**Prompt:** Which lines have the string "number"? Copy all of them from the entries below.

Dataset rows for apps and sites
BEGIN

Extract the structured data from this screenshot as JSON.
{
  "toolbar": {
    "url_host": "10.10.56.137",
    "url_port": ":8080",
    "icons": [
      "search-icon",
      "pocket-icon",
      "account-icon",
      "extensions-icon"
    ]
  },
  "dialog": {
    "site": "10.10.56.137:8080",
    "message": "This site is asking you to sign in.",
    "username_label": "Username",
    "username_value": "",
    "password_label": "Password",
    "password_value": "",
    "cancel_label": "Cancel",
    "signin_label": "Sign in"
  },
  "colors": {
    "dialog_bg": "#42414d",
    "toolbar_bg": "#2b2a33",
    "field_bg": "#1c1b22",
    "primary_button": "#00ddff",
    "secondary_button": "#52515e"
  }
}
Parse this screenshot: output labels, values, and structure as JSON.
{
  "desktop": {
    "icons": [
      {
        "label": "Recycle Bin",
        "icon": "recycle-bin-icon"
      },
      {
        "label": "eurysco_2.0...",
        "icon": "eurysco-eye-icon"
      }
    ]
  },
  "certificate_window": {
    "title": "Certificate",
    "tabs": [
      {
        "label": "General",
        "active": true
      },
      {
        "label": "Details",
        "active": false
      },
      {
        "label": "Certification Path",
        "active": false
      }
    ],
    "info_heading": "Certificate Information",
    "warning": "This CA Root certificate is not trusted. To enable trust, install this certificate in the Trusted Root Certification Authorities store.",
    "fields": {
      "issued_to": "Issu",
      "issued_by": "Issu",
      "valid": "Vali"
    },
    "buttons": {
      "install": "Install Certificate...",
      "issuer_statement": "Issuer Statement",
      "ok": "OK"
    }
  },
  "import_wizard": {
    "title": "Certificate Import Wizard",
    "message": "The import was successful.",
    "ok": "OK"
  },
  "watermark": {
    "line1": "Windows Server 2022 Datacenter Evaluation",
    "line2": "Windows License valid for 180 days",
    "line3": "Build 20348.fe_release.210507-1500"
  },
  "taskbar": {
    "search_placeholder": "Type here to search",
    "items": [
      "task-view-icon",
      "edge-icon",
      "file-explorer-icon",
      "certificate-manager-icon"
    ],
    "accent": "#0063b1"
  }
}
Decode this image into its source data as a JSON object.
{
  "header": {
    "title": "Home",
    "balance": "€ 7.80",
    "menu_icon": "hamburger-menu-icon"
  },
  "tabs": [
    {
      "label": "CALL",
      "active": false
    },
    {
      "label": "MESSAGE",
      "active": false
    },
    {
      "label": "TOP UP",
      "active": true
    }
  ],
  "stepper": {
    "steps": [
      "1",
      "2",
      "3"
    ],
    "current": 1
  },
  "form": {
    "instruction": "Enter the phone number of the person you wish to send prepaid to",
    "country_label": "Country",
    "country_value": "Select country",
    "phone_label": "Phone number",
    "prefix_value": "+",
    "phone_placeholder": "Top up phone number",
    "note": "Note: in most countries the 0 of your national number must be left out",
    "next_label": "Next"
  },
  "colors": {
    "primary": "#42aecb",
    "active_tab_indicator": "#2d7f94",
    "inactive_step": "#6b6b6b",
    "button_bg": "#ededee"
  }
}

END

**Solution:**
    "instruction": "Enter the phone number of the person you wish to send prepaid to",
    "phone_label": "Phone number",
    "phone_placeholder": "Top up phone number",
    "note": "Note: in most countries the 0 of your national number must be left out",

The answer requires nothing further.